What is needed: Start with the line containing "Serialize everything readable" and write out each line through the end of the listing, exactly as given.

Data to use:
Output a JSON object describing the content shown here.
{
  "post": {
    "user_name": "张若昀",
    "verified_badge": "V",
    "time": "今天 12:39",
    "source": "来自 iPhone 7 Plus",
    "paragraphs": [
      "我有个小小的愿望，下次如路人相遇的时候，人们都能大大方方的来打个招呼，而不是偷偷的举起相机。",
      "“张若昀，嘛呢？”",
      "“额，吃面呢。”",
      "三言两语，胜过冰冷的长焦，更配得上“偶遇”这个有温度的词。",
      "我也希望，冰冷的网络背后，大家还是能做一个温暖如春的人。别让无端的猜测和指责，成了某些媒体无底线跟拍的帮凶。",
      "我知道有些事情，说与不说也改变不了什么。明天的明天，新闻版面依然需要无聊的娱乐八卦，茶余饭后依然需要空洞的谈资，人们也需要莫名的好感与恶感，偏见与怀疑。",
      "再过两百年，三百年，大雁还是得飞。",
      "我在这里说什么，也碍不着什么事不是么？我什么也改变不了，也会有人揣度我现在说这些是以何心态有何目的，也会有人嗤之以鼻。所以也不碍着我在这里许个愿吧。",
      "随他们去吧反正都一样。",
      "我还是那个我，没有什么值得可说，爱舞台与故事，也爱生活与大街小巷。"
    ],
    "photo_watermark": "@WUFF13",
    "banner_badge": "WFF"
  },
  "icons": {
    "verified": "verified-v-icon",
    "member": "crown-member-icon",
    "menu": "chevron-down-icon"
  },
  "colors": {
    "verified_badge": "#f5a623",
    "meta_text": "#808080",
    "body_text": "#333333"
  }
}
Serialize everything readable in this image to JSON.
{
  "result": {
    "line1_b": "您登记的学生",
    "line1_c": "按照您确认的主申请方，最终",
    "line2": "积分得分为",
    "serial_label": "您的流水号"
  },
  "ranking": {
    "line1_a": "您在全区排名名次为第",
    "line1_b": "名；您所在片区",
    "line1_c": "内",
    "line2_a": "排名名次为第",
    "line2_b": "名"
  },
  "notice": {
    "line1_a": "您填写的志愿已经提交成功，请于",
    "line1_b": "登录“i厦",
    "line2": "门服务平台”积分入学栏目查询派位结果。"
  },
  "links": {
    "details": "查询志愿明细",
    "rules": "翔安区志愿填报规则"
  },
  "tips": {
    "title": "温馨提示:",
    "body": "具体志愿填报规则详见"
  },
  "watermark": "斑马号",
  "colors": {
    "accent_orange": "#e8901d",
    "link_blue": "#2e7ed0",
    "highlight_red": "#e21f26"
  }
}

Answer space:
Serialize everything readable in this image to JSON.
{
  "result": {
    "line1_b": "您登记的学生",
    "line1_c": "按照您确认的主申请方，最终",
    "line2": "积分得分为",
    "serial_label": "您的流水号"
  },
  "ranking": {
    "line1_a": "您在全区排名名次为第",
    "line1_b": "名；您所在片区",
    "line1_c": "内",
    "line2_a": "排名名次为第",
    "line2_b": "名"
  },
  "notice": {
    "line1_a": "您填写的志愿已经提交成功，请于",
    "line1_b": "登录“i厦",
    "line2": "门服务平台”积分入学栏目查询派位结果。"
  },
  "links": {
    "details": "查询志愿明细",
    "rules": "翔安区志愿填报规则"
  },
  "tips": {
    "title": "温馨提示:",
    "body": "具体志愿填报规则详见"
  },
  "watermark": "斑马号",
  "colors": {
    "accent_orange": "#e8901d",
    "link_blue": "#2e7ed0",
    "highlight_red": "#e21f26"
  }
}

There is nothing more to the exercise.